[0:05:32] (Matt Reno): And so, including this color in its primary branding, pepsi is signaling this strategic focus on its zero sugar line because it knows that consumers today are looking for healthier beverage options. Now, just to be clear, is it really healthier? Is a zero sugar soda really healthy? Personally, I don’t think it is. If I’m going to drink a sugary beverage, I’m just going to have the regular sugar rather than the chemical sweeteners.
[0:06:02] (Matt Reno): Okay? So let’s be honest with ourselves. Soda, it’s not healthy no matter how you drink it. If you’re drinking Diet Pepsi, zero sugar you’re fooling yourself. Okay, but let’s be honest. A lot of people fool themselves and think that these beverages are healthier. So Pepsi is leaning into that and having more of a focus on their zero sugar, I guess I should say their quote, zero sugar drinks. So is adding a fourth color to their primary branding a great move?
[0:06:36] (Matt Reno): It’s fine. I think fewer than four colors would actually help with the simplicity of the logo, but from a strategic perspective, it makes sense. Also, it does work well with the overall branding. It just gives a darker, bolder vibe, and it lets the red and the white stand out. The blue kind of blends into the black a little bit until you get into some of the secondary branding. Some of these background patterns that they have, they lighten up the blue on some of it. So that looks pretty cool. Overall, I think the colors are good, and I get the strategy behind it. And speaking of those secondary elements, I am liking the backgrounds that they have way more than that corporate blue background that they have been using.
[0:07:22] (Matt Reno): I think these radiating circles and lines just conveys a lot more boldness, a lot more confidence than they’ve had for a long time. And that was much needed for the Pepsi brand.
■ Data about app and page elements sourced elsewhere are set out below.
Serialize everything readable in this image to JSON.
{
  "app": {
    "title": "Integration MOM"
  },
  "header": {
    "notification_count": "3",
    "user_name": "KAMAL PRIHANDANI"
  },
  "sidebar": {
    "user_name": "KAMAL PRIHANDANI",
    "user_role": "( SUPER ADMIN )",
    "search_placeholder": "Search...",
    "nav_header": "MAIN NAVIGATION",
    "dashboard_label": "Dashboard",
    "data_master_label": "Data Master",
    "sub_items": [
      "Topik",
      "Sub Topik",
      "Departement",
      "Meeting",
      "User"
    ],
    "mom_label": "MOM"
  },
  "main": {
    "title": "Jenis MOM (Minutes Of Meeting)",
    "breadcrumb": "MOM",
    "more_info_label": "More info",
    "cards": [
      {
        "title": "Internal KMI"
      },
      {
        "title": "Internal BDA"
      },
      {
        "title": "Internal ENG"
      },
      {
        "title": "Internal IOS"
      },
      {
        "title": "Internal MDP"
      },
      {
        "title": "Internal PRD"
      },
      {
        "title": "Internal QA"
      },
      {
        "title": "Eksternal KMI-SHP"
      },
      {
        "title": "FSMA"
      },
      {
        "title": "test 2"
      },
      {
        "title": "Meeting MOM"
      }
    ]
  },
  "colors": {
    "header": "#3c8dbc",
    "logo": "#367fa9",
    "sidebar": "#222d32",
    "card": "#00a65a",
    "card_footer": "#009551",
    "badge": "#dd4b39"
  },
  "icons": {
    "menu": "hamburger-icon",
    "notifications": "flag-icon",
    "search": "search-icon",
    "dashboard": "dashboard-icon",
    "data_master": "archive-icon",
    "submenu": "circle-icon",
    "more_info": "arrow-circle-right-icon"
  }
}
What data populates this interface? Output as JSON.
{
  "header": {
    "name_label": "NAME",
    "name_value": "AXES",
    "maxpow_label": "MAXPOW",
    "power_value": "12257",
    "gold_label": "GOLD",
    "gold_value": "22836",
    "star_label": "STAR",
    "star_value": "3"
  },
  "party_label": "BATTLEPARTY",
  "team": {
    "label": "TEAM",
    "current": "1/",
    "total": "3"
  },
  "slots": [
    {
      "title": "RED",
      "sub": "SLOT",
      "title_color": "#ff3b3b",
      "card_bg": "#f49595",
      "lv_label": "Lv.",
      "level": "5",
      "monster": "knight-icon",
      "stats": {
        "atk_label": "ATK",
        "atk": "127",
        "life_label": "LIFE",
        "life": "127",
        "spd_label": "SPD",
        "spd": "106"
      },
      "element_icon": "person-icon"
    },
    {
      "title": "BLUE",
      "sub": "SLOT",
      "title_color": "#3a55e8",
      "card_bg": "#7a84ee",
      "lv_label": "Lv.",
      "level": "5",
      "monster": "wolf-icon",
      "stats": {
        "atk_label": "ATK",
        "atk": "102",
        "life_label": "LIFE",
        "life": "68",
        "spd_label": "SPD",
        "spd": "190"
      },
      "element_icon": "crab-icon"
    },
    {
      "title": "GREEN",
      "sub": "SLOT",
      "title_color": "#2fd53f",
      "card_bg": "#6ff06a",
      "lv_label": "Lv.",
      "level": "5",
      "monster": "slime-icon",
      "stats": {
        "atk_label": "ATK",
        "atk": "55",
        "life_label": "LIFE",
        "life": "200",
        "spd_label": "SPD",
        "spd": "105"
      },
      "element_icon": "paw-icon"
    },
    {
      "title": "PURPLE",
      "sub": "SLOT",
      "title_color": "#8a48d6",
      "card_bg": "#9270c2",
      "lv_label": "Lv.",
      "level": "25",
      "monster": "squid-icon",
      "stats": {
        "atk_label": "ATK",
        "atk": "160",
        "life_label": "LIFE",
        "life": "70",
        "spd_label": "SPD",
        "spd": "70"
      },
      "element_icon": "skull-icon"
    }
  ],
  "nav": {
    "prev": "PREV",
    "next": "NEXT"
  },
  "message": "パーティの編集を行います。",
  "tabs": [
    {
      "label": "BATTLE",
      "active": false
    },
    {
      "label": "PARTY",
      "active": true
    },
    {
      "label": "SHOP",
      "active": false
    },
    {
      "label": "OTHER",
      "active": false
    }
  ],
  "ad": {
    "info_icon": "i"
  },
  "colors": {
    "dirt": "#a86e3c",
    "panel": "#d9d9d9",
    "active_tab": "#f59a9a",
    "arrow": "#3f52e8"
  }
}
So I’m really cool with these circles emanating from the logo, and I think they’ve given themselves permission to be creative with that part of the branding. So I think we’re going to see more than just what was launched here.
[0:07:48] (Matt Reno): I’m sure they’re going to find lots of ways to add these dynamic yet simple elements to the logo, and they’re not going to feel dated 10, 15, 20 years from now. So overall, yeah, I’m going to say the Pepsi 2023 rebrand has been a winner. Now we’ll see what happens as it rolls out, because what’s really going to determine its success is if people are buying it in increasing numbers, how is this going to help them compete with Coca Cola? I really think it will help. I’m pretty confident that this new Pepsi branding is going to help them stand out, differentiate themselves from Coca Cola. I also think it’s going to help them stand out on the shelves. There’s a lot of beverages competing, not just soda, energy drinks and all kinds of stuff competing for people’s attention.
[0:08:41] (Matt Reno): And so this is really going to help Pepsi a lot more than the previous branding that they’ve had. So I like it. I like that it goes back to the past, but it’s not a total nostalgia play. It’s moving the brand forward. I think this is really going to help. All right, what do you think? What do you think about this new Pepsi branding? Is it moving the brand forward? Is it going backwards too much and relying too much on nostalgia, being lazy?
[0:09:08] (Matt Reno): I want to see your comments. Drop them below. And please, like subscribe share and make sure you get your free copy of the buyer persona playbook by going to thebrandoutlaw.com I’m Matt Reno from Superkick Branding and we will talk again soon on the brand Outlaw.